Imagine, for a moment, that you’re taking part in a marathon, a 42 kilometre foot race with several hills to climb, run on a hot day. Around you hundreds of other runners are battling, as are you, with pain, cramps, weariness. Along the route there are those watering stations you find at all the large marathon events. (trestle tables with volunteers, anxious to hand out sachets of water, and cool, damp sponges, to the athletes as they trundle past.) Now suppose you had the sole right, among the participating athletes, to collect water and sponges along the route. You, only you, are entitled to take the little plastic containers that are held out to you – none of the other athletes are. You exercise this right vigorously, grabbing several baggies, and sponges, at each water station, stuffing those you can’t immediately use into your vests and the top of your jogging shorts.
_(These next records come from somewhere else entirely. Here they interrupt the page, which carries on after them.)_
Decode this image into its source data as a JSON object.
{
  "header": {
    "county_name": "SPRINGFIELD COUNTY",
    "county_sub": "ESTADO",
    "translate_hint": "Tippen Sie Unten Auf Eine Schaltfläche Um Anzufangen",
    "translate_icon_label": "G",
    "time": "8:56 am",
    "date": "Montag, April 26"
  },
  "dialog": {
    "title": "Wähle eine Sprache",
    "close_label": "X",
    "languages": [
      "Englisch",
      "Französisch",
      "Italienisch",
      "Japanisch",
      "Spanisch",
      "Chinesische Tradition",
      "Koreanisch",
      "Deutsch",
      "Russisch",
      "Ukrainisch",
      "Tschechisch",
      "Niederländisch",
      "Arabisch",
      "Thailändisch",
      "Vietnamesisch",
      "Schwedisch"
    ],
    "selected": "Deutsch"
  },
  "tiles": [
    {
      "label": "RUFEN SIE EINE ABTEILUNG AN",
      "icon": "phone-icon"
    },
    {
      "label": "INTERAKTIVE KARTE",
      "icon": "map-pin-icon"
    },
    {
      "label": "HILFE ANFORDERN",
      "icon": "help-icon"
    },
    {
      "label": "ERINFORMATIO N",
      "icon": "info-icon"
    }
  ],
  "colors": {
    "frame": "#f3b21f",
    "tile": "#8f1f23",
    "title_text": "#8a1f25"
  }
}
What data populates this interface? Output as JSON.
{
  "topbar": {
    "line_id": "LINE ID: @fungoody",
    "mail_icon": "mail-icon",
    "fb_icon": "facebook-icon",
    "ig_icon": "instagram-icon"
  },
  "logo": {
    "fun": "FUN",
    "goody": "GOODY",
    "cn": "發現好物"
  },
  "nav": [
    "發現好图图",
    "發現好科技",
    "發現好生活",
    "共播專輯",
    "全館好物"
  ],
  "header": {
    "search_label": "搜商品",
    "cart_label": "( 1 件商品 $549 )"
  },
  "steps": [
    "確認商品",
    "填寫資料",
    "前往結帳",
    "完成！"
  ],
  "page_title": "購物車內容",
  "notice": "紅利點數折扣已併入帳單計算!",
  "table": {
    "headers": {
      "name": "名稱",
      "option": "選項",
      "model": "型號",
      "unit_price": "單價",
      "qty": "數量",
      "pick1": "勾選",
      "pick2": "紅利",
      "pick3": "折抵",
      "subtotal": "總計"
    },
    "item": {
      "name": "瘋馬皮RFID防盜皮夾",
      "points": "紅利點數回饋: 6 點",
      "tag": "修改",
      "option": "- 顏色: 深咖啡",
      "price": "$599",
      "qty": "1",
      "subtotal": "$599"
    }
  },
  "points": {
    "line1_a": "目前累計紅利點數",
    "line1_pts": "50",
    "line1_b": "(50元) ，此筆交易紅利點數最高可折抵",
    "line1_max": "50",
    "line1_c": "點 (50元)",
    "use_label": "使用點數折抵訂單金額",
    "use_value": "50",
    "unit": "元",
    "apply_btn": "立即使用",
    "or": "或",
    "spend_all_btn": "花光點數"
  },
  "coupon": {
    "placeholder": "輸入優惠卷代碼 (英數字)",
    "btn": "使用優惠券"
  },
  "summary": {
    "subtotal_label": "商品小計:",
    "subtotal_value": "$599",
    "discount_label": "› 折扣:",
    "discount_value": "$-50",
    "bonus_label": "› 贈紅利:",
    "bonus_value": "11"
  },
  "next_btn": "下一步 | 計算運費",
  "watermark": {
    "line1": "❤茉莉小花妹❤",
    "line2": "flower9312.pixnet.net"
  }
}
Around you others are dehydrating, cramping, going through various forms of hell due to a lack of fluid but you have a plentiful supply – dozens of extra bags, in fact, distributed about your person. Every few seconds a fellow stressed athlete begs you for some water but you ignore these requests – you, after all, are the sole authorised water user in the race and why should you part with that valuable right?
This hypothetical race would have two consequences. Around you runners would be dropping like flies, stumbling and falling as their severely dehydrated bodies seize up, unable to cope with the stress. And you – you’d be staggering through the course, weighed down by anxiety and the increasingly heavy burden of the water sacks and sponges you’re collecting at each refreshment station.
A pretty ridiculous picture. If, for whatever bizarre reason, you did have the sole water collecting rights in our make believe race, you’d share the water out with others in distress. You’d probably, in fact, publicly renounce your right, instructing the equally stressed race officials to make sure that water and sponges are handed out to everyone. You also wouldn’t load yourself up with more water than was needed to get you to the next refreshment station.
Why, then, do so many of us intelligent beings handle the race of life like the marathon athlete we’ve just described? We stress and hope and pray that we’ll be able to develop the skills, the product, the acumen, that will enable us to scoop the kitty, financially speaking, rocketing us into the league where we earn the really big bucks. We strain, sweat, strive, compete, in order to achieve that goal. But as and when this dream becomes a reality, as we start raking in the dollars and our lifestyles become more comfortable and perhaps even extravagant, we develop two obsessions, twin anxieties which take up much of our time and energy – how do we keep what we’ve earned, and how do we get more? Analyse the thoughts and motions which drive just about all of our actions, especially those during working hours, and you’ll find that they’re based on these two considerations – freeze onto what you have; reach out and grab some more.